(Entries from a dataset of interfaces)
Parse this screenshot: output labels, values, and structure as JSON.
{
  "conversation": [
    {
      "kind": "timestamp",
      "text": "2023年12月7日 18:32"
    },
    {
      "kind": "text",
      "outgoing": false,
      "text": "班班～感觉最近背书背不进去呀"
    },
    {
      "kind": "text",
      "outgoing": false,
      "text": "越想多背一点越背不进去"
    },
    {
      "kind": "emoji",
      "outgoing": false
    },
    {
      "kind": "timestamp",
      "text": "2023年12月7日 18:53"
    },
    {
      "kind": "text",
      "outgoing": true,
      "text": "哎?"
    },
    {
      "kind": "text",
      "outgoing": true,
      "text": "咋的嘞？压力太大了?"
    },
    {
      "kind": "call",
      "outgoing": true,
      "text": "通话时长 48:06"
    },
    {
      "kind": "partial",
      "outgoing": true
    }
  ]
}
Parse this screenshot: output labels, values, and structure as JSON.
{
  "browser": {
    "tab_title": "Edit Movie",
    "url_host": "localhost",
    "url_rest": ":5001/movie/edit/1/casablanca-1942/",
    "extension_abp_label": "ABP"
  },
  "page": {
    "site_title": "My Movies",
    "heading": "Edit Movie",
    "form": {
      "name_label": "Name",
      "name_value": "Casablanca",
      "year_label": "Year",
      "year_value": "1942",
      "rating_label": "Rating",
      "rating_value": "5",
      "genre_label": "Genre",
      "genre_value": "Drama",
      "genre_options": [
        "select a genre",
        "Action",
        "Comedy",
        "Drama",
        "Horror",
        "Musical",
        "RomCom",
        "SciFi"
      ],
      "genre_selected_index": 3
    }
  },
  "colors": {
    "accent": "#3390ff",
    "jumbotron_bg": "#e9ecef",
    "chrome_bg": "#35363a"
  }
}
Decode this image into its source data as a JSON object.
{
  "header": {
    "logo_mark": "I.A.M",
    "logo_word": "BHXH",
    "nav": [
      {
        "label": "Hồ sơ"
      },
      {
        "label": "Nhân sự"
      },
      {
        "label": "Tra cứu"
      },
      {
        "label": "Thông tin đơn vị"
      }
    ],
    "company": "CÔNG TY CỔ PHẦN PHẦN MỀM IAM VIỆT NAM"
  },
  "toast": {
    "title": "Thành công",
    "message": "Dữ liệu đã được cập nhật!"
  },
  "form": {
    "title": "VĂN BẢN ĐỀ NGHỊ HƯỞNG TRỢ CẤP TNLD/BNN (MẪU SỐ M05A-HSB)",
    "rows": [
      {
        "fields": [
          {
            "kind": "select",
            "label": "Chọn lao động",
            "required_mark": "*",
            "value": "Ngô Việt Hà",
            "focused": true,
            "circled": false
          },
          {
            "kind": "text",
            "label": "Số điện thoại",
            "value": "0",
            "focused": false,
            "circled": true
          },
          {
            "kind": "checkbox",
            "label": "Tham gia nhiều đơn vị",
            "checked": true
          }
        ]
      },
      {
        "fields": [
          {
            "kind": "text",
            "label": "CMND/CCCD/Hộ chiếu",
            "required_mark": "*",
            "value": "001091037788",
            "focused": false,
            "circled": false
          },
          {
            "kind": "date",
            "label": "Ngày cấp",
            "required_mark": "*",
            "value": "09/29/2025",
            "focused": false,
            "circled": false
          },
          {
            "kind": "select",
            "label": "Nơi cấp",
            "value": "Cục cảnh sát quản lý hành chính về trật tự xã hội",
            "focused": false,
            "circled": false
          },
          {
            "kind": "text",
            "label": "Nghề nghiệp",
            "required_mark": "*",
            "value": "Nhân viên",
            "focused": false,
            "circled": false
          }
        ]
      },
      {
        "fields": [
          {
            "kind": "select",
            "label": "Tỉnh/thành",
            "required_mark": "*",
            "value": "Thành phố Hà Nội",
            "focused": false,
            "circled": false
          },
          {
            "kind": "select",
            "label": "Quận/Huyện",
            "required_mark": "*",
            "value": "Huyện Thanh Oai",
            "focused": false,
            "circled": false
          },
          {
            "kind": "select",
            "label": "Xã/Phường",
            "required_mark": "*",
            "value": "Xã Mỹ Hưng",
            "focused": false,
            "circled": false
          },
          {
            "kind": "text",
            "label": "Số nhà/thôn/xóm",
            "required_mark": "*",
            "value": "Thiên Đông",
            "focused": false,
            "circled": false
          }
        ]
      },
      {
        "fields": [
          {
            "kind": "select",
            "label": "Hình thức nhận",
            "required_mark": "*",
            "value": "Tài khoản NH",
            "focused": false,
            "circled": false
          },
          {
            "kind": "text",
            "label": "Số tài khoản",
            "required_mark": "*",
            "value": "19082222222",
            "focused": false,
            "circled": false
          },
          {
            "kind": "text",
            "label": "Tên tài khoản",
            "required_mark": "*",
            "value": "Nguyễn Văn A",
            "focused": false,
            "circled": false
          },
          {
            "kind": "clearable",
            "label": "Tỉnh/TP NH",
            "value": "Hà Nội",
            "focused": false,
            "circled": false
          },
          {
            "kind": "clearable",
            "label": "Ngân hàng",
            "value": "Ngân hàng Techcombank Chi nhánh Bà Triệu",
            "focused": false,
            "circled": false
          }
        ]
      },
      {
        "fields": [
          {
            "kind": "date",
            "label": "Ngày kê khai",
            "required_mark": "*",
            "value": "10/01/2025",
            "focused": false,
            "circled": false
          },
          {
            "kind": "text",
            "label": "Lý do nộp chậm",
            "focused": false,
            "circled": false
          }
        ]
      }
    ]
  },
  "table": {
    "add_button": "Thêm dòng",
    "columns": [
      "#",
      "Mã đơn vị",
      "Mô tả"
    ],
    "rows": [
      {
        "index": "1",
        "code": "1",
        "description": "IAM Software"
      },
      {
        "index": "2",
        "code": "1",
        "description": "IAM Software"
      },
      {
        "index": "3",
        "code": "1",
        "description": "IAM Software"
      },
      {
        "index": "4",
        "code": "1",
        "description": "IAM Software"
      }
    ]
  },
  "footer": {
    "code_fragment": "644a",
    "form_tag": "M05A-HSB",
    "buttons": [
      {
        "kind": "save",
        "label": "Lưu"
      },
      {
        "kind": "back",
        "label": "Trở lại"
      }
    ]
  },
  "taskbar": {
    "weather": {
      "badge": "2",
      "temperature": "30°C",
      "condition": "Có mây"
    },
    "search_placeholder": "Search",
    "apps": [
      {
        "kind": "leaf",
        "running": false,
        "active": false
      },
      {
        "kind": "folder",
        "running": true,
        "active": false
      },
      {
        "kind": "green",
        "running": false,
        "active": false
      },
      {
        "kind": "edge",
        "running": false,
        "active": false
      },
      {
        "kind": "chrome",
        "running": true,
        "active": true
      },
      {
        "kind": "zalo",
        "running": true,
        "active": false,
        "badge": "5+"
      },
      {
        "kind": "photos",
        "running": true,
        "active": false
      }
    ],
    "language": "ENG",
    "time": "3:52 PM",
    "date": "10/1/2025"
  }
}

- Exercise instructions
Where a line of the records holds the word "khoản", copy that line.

- Answer below
            "value": "Tài khoản NH",
            "label": "Số tài khoản",
            "label": "Tên tài khoản",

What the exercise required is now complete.